→ Task statement
Within the records, find every line that includes the word "Search" and copy it.

══════════

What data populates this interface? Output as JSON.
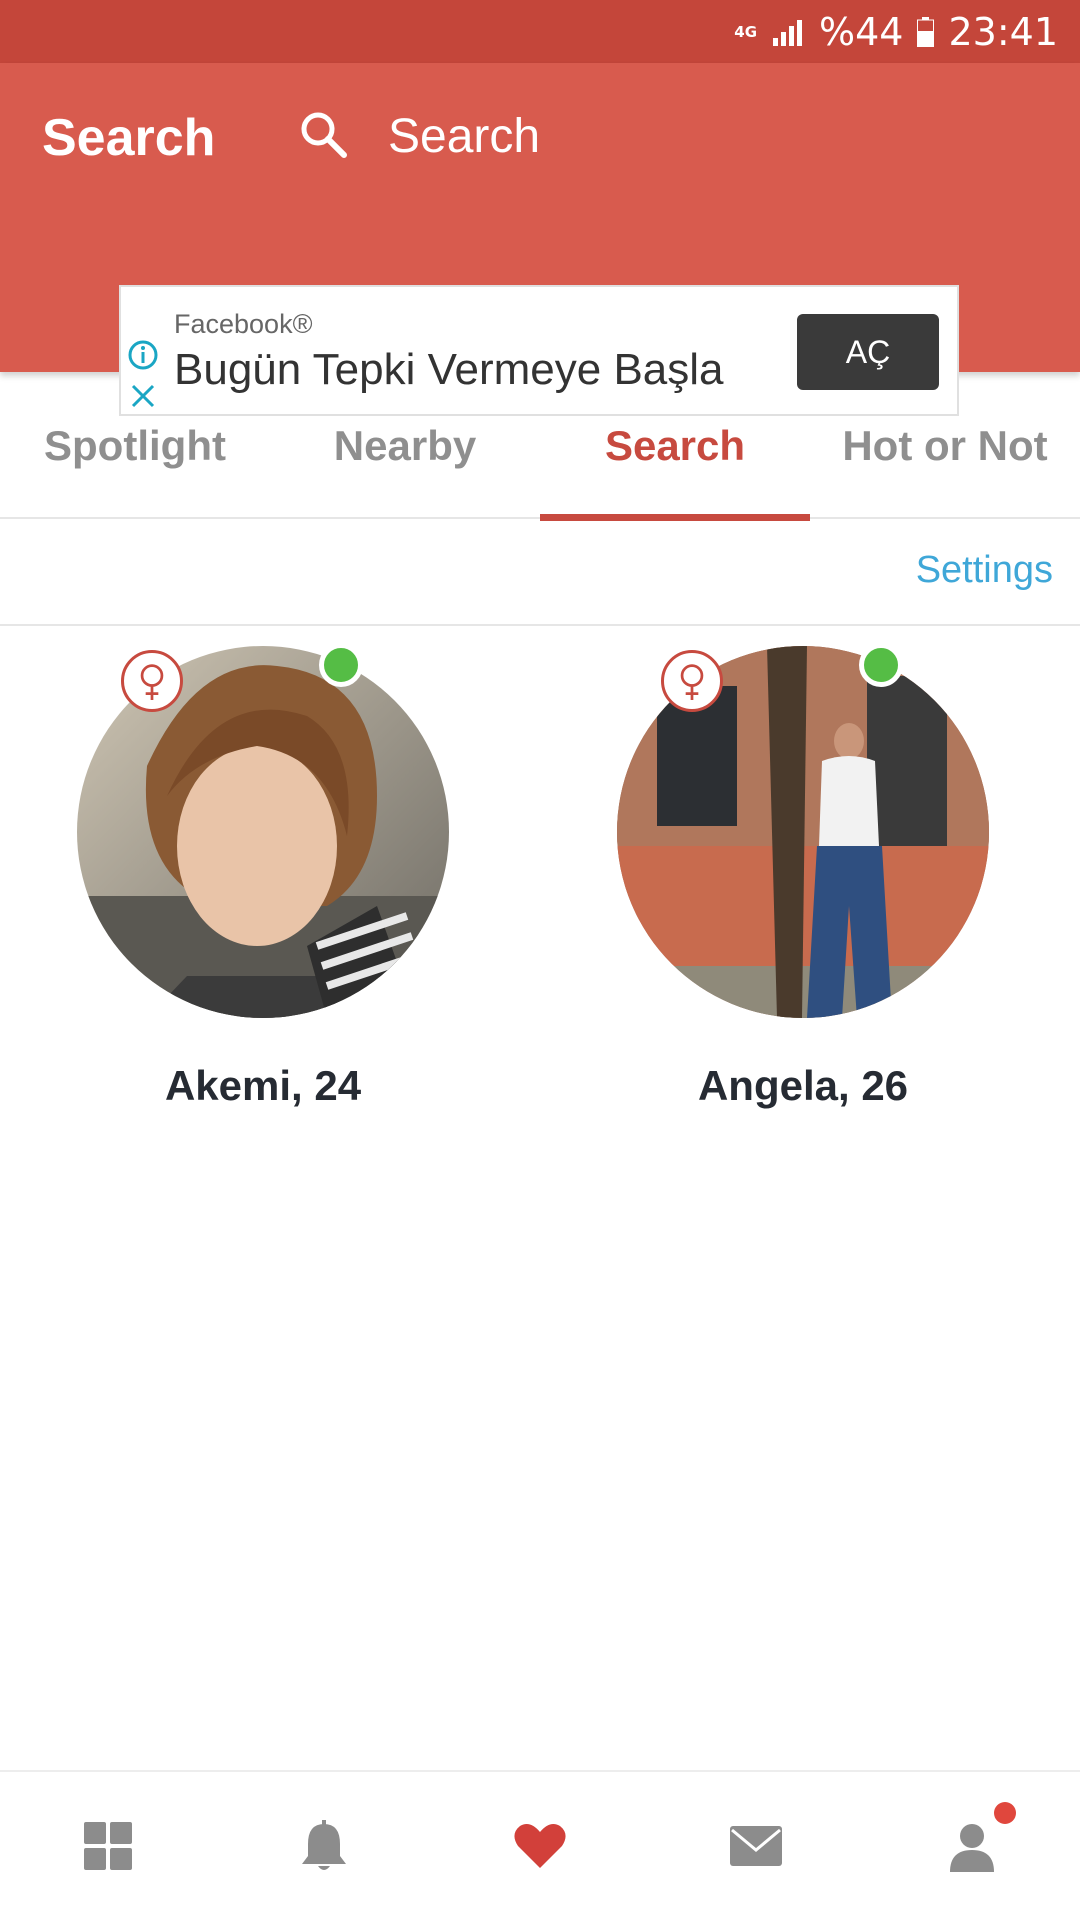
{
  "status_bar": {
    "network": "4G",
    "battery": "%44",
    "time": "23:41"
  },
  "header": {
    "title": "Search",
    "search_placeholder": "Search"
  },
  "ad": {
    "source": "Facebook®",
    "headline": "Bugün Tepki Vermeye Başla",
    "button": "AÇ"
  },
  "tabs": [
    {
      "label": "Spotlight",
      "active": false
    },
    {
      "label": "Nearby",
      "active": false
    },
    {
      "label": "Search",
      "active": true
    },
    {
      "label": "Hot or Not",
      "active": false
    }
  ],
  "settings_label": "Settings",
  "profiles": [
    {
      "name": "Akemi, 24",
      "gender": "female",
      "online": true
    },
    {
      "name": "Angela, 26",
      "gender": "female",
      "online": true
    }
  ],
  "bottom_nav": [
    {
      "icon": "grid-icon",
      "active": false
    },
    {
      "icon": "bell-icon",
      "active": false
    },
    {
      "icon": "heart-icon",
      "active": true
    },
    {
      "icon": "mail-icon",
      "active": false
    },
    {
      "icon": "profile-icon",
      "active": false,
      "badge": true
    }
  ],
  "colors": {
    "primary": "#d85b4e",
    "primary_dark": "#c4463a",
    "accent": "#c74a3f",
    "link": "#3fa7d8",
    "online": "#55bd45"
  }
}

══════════

→ Exercise result
    "title": "Search",
    "search_placeholder": "Search"
      "label": "Search",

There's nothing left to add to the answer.